If we include Books II and III, human interpretive faculties gain more weight in ordering earthly action. Unlike his more Reformed peers, Hooker does not believe that all ecclesiastical or civil law must be rooted in Scripture. God made man with reason and, despite its corruption though original sin, He still delights in man’s use of his natural faculties. As long as we are not directly contradicting God’s express soteriological dictates as found in Scripture, we are free to act. In matters adiaphora, those affairs indifferent to salvation, Hooker recommends that we use our faculties to find what is most beneficial and expedient for human society. It is not against faith to do so because natural law requires that we act rationally in order to survive. We can also use our reason to aid in our supernatural ends, helping us to interpret Scripture appropriately and persuade others to do so as well. Just as imperfect “reason hath need of grace,” Hooker hopes that grace also has some need of reason. How we think is crucial; it is therefore critical that we work to hone our faculties and avoid vain, speedy, or heretical philosophy (see 2.1.4, 2.2.2, 2.5.4-7, 3.8.6-11). From this we learn about the intellectual responsibility of an individual which has significant consequences for Hooker’s account of sovereign power in Book VIII. Given the fragmentary and heavily edited nature of the eighth book, Hooker’s argument in Books II and III also helps us clarify doubts provided by the publication history.

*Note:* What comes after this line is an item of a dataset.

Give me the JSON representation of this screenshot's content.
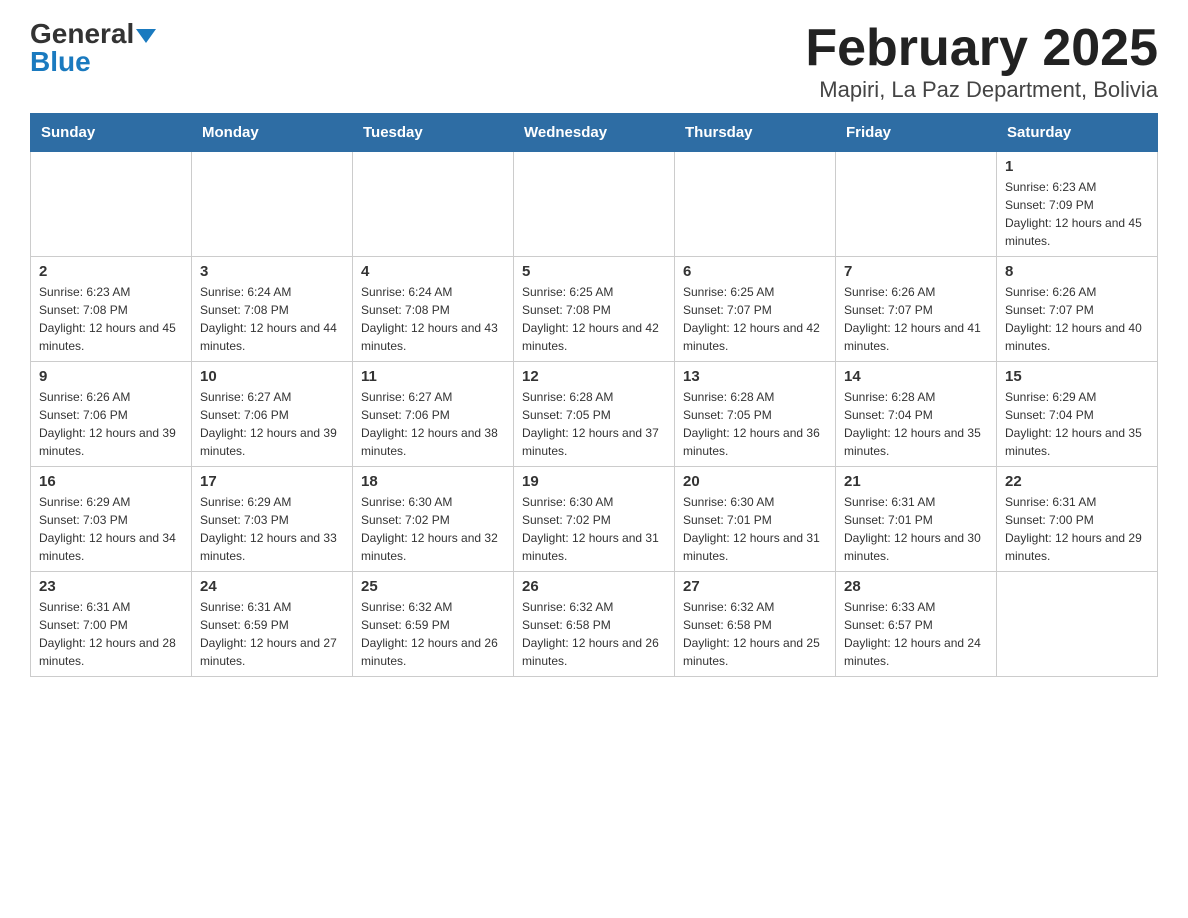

To add another layer, Hooker’s concern for correctly used reason and his concerns about misinterpretation also give us some insight into the intellectual standards of an academic divine in a period when institutional culture and curricula of education were dramatically changing.
It should be said that just because a book is large and slow does not mean it is good. Hooker’s contemporary John Bridges produced the fourteen-hundred-page Defence of the Government Establish’d which Patrick Collinson has called “smothering” and which I call “the literary equivalent of a humpback whale trying to run a marathon.” In the same vein, some fast thought is cleverly crafted, exceptionally illuminating, and worth slow scholarship. Erasmus’s In Praise of Folly is an excellent example of this. In a 1968 article which holds true to this day, McGrade himself notes that Hooker is ‘largely unread’ due to his heft.  We may find slower thinkers to be bad or fast thinkers to be good, but we have to read them at all to make that judgement and do so with an awareness of their identities as writers. For me, Hooker’s layered argument provides a unique and interesting way to consider thinking in the Elizabethan church and the society around it precisely because of the way which it unfolds. I worry – whether through oversimplification, hurriedness, cavalier editing, or plain laziness – we risk making Hooker and other slow thinkers do intellectual work they did not do.
Elizabeth Buckheit is a first-year PhD student in history at Yale University.